**Task details**
Go through the entries below and return every line that contains "JSON".

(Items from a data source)
▽

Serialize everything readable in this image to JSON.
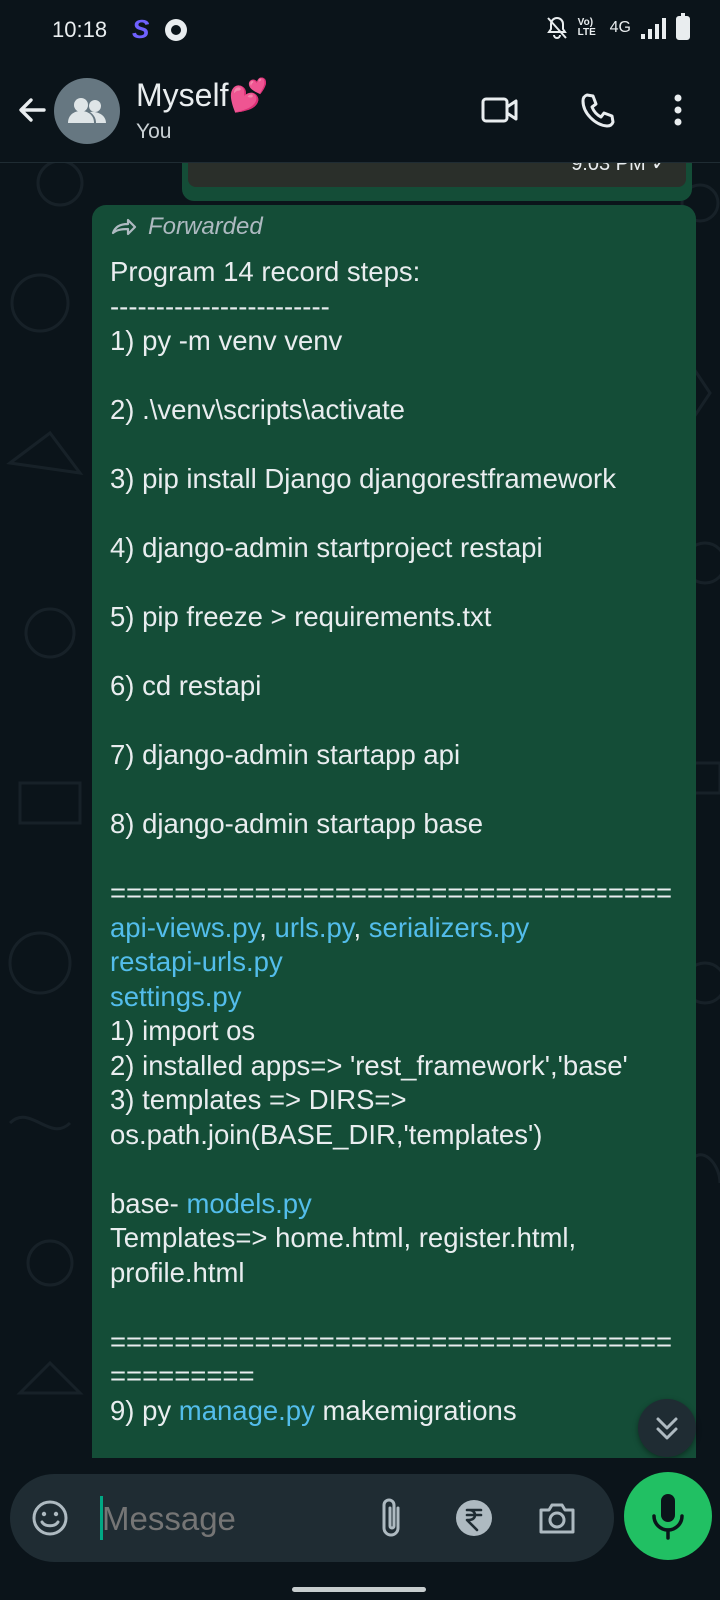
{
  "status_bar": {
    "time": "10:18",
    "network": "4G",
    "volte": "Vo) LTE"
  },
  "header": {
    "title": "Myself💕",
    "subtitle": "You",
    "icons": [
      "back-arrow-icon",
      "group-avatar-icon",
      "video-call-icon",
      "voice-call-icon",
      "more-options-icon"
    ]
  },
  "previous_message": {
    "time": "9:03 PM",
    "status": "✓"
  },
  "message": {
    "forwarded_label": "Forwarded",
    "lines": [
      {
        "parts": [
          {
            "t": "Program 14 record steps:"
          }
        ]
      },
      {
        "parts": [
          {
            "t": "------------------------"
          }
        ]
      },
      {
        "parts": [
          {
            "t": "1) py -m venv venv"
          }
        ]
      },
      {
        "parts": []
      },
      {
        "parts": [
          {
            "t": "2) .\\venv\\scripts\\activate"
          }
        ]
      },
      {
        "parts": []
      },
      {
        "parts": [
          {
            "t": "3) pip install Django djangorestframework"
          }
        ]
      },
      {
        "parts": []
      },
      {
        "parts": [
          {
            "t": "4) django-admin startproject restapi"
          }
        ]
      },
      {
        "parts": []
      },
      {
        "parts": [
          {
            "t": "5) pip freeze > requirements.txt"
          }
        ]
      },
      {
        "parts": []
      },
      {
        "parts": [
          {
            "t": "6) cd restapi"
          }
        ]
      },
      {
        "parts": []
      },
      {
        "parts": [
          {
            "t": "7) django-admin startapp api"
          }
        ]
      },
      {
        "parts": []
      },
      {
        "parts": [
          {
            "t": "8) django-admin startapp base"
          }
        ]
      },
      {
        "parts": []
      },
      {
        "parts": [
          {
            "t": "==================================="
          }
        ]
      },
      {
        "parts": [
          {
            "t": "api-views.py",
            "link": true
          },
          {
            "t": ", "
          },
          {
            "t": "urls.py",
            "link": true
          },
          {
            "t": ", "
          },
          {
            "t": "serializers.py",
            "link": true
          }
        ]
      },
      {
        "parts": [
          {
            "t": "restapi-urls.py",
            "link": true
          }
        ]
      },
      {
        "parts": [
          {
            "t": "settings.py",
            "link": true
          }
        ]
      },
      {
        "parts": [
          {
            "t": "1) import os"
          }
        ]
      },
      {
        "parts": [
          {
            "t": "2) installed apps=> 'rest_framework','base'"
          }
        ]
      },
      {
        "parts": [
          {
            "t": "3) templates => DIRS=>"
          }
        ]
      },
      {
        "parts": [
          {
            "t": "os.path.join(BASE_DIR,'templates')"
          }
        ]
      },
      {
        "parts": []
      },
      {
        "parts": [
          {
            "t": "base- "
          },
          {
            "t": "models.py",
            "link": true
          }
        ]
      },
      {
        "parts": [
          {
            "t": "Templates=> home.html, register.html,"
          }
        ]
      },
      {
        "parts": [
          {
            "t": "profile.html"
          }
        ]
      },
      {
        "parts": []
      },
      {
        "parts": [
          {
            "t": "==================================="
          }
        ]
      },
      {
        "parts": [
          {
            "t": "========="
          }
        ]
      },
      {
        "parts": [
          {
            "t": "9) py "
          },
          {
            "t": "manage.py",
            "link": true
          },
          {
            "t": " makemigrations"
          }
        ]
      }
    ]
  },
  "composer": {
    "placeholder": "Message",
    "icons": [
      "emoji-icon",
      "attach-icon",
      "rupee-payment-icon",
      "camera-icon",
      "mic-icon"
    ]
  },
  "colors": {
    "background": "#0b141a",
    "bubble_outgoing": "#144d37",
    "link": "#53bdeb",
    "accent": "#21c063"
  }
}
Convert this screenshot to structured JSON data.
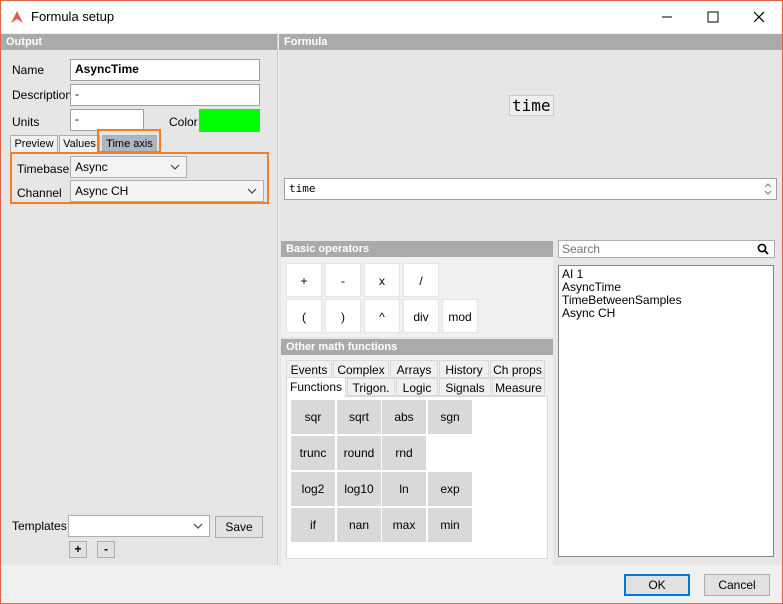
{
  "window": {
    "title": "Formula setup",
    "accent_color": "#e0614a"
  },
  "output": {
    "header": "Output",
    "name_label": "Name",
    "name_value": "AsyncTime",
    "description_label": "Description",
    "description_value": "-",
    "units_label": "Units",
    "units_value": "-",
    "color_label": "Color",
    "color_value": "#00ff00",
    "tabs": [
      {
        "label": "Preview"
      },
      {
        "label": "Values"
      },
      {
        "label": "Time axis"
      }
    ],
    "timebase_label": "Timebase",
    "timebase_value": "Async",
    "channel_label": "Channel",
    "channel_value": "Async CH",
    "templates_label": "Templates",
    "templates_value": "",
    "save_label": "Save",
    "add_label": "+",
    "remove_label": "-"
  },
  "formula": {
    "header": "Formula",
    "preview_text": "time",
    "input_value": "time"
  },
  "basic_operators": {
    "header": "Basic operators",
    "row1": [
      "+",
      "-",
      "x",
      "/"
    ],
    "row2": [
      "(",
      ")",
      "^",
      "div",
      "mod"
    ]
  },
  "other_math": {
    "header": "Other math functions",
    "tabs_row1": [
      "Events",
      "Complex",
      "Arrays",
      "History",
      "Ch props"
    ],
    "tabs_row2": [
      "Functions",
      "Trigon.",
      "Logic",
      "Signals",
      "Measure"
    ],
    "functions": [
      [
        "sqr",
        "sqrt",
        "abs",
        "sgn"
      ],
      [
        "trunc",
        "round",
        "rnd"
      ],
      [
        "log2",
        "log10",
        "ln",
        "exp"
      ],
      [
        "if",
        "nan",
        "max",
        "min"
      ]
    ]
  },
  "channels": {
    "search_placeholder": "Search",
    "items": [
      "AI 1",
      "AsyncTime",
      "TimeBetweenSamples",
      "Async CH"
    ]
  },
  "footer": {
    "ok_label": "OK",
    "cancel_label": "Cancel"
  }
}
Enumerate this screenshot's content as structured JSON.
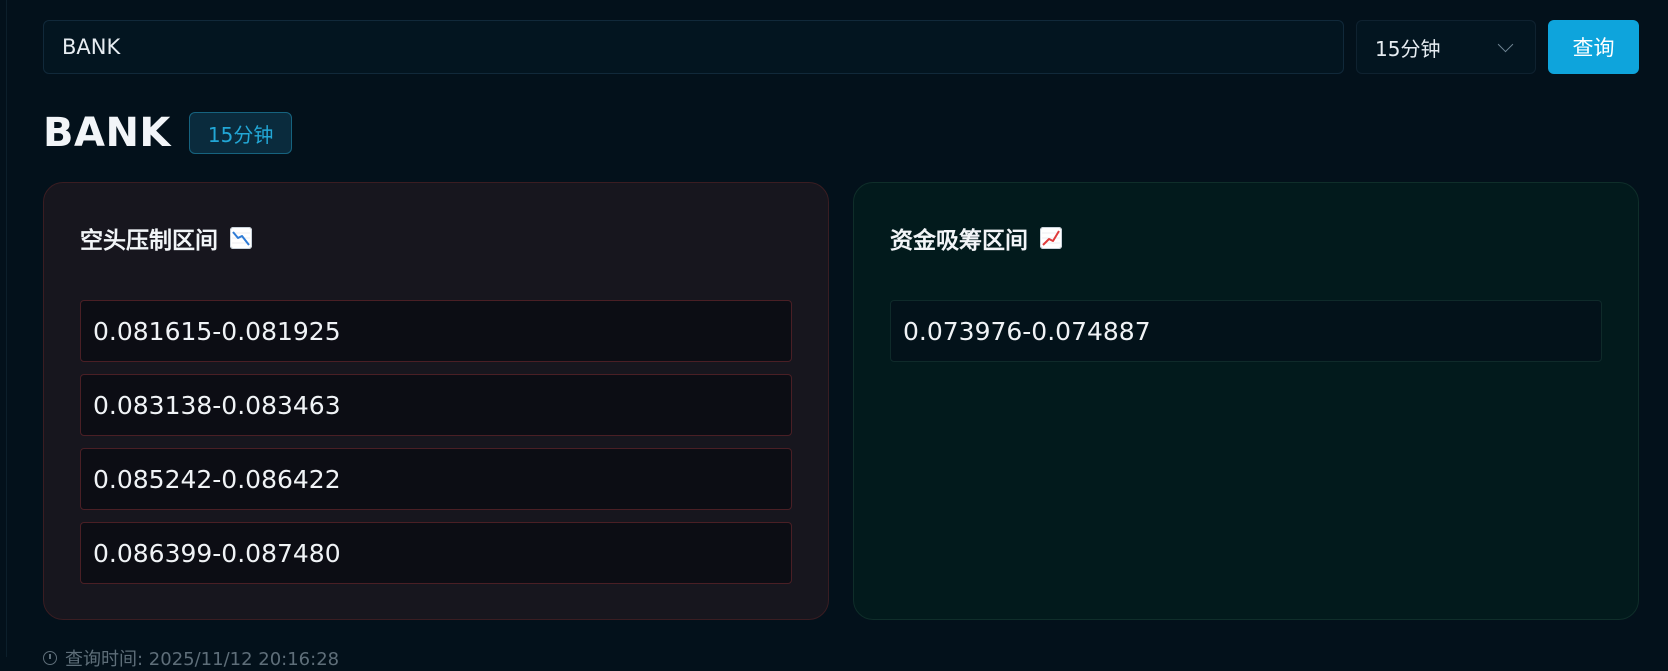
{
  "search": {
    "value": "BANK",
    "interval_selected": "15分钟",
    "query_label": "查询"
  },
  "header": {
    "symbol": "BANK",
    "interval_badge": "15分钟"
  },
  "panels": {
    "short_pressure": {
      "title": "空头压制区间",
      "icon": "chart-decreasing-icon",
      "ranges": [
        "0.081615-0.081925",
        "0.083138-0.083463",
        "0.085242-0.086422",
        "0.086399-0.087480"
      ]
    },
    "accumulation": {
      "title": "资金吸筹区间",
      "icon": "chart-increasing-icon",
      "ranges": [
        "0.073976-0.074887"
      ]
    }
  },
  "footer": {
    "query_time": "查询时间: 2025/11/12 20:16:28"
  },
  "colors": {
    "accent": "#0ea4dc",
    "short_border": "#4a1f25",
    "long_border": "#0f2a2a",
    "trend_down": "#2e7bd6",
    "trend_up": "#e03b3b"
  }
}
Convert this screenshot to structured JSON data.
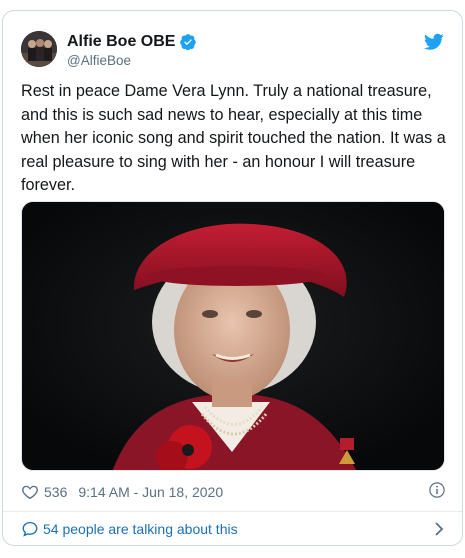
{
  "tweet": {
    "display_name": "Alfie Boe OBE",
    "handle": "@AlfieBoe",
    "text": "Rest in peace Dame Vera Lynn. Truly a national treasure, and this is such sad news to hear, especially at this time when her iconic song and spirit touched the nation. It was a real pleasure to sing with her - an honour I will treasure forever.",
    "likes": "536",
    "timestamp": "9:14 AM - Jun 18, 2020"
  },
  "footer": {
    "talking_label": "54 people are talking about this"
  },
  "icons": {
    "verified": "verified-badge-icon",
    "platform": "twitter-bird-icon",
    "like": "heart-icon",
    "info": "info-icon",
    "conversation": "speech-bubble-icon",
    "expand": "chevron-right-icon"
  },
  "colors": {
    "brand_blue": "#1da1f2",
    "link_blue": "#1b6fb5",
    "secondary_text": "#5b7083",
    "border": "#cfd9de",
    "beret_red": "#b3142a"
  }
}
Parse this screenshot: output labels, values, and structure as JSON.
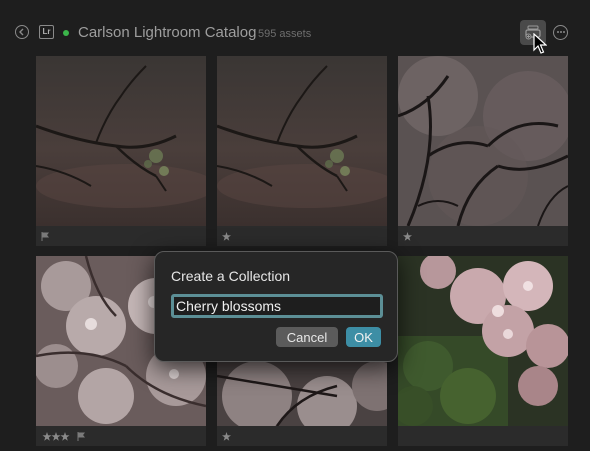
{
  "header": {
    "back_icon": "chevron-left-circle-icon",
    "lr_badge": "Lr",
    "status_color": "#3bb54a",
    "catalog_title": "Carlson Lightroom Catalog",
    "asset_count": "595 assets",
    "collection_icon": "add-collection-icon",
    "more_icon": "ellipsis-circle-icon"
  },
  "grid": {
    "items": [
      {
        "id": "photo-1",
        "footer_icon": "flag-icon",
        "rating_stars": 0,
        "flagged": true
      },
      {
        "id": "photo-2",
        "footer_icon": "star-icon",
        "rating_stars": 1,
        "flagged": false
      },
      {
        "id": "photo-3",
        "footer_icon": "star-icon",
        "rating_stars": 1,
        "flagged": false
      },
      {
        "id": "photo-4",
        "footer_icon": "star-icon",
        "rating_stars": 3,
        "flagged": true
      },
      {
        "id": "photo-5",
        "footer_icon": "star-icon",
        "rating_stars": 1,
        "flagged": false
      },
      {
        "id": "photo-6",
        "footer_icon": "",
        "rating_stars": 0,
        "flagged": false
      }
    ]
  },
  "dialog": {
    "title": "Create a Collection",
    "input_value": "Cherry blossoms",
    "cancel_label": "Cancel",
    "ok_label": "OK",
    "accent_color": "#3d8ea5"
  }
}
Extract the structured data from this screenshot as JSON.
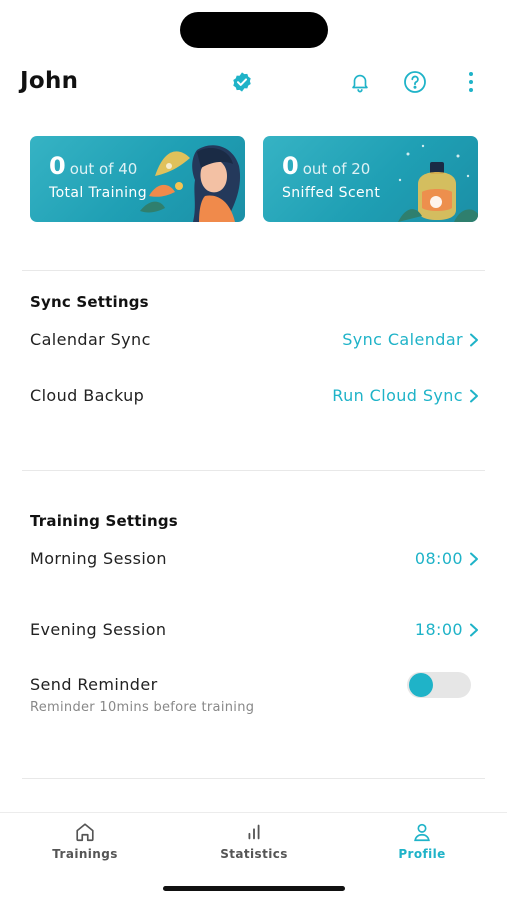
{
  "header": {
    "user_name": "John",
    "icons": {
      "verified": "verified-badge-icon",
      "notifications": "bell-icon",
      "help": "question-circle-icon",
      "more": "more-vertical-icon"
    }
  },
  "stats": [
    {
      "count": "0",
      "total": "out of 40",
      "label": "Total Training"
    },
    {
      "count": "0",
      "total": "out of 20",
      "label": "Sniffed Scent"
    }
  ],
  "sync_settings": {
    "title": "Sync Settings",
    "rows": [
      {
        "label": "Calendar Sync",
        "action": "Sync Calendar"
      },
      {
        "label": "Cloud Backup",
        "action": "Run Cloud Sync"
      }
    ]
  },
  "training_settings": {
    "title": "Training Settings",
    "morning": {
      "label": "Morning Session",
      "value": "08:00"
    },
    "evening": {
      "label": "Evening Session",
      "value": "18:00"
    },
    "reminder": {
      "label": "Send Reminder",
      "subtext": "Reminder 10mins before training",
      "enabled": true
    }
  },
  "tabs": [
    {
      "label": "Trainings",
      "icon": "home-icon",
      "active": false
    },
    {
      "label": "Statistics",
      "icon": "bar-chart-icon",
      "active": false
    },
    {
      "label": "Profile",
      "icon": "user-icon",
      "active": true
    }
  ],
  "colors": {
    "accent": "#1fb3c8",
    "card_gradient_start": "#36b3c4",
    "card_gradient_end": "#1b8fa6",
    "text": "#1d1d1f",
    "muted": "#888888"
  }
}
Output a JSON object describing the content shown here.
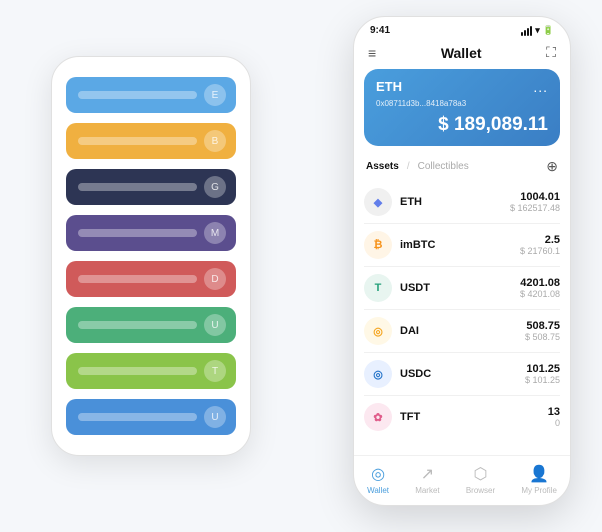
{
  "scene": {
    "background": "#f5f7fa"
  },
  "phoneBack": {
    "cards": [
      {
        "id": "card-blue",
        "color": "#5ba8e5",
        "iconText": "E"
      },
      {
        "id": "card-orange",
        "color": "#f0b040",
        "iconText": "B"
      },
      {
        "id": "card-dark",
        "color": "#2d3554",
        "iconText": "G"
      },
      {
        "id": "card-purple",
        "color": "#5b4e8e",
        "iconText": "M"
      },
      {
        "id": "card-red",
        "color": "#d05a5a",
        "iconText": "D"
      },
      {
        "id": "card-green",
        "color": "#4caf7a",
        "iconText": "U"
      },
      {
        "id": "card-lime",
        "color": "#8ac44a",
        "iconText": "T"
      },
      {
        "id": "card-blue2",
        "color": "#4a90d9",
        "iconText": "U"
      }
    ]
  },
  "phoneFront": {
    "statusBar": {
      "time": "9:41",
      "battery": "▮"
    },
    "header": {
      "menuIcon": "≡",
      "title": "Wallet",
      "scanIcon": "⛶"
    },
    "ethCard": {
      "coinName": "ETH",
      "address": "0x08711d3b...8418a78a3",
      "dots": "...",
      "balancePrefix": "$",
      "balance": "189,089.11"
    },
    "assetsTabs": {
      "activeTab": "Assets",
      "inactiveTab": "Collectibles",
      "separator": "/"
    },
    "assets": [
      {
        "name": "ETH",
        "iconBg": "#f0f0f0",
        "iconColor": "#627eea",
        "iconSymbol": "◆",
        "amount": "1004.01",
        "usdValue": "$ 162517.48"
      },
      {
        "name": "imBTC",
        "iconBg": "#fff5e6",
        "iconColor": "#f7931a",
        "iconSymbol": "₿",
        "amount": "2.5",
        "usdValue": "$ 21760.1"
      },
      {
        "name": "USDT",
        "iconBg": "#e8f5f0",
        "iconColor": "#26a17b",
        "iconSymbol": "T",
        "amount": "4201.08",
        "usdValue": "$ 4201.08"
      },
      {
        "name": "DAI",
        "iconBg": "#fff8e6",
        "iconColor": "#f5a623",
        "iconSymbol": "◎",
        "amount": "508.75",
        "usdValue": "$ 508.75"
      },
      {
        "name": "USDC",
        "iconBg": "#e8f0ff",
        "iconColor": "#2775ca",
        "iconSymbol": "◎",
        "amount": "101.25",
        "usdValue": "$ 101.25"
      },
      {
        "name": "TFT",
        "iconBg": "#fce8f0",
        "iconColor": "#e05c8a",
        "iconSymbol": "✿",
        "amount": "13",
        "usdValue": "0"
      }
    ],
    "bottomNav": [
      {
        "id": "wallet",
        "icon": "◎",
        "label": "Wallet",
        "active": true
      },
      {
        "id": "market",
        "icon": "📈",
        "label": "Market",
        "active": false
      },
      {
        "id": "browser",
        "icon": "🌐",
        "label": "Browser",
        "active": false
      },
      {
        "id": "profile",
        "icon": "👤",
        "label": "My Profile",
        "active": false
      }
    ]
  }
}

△

**Exercise answer**
Serialize everything readable in this image to JSON.
Convert this screenshot to structured JSON data.
Enumerate this screenshot's content as structured JSON.
Convert this screenshot to structured JSON data.
Parse this screenshot: output labels, values, and structure as JSON.
Extract the structured data from this screenshot as JSON.
Output a JSON object describing the content shown here.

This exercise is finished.